Hundreds of people gathered hours before the eclipse at the archaeological site of Etsna, once the home of the indigenous Maya people, who for centuries had predicted cycles that would result in solar eclipses.
Daniel Arredondo and Tania Campos, two photographers from Merida, Mexico, woke up at 3 a.m. and were the first in line at the site. It makes more sense to witness the event from the Mayan ruins, Mr. Arredondo said.
“I want the ancestors to show us the knowledge of the moons, the stars and the sun, and that’s why it’s so fascinating here,” he said.
More than an hour into the eclipse, an MC at Etsna Plaza began instructing people on meditation as an orange crescent appeared in the sky. Seated among the ruins, temples and lawns, some participants stretched their arms towards the sky.
The MC said in Spanish that this moment “is a sign of change for a new opportunity, to make a change in your life and to think about the things we want to let go of, to think about the moments that balance our lives.”
While some meditated, others clapped to traditional chants.

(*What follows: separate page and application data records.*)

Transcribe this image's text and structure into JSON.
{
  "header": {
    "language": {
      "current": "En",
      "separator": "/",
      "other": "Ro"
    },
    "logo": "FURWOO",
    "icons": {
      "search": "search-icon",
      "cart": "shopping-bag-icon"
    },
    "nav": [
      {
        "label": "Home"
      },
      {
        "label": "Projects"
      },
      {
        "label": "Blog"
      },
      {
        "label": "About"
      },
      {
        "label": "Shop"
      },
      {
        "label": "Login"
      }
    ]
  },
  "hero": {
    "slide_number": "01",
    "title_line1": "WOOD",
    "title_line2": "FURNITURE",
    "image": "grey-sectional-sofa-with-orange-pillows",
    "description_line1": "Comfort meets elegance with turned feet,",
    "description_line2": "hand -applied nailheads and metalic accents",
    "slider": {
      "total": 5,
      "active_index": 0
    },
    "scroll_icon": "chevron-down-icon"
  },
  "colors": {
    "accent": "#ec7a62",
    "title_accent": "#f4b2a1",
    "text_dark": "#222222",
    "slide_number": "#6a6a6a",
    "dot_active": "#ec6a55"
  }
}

Many people used eclipse glasses, binoculars, or telescopes to view the scene above.
The crowd grew enthusiastically and reached its loudest pitch as a cloud covered the sun and moon just before the ring stage. They whistled and cheered to make the cloud move.
A man who had traveled from Slovakia to photograph the eclipse clapped from the top of the temple.
A woman shouted “listo,” the Spanish word for “get ready,” from atop the rubble.
After the eclipse appeared, the crowd went wild. “Bravo,” shouted the same woman.
Local officials have warned for months that thousands of tourists will flock to the Yucatan Peninsula for the eclipse. But organizers and local researchers are eager to celebrate past tribal communities deeply rooted in astronomy.
Before Friday’s eclipse in the city of Campeche, representatives of indigenous communities from Mexico and other parts of Latin America, including the Andean and Mayan peoples, placed four different flower petals on a stone patio to symbolize the eclipse. In the center, they piled yellow flowers to represent the sun.
Victoriano Chin Huchim, an H’men or Maya healer from Nungini in Campeche state, attended ceremonies Friday evening honoring the legacy of his grandfather, who, like many Maya people, watched the eclipses with trepidation.
“For a pregnant woman, if they touch the belly,” said Mr. The belief is that Huchim can harm the child.
But as he lit candles and herbs in front of a crowd in Campeche, including people in traditional feathered tribal dress, Mr. Huchim said he will focus on celebrating the scene with optimism.
“It’s the end of one cycle, the beginning of another,” he said.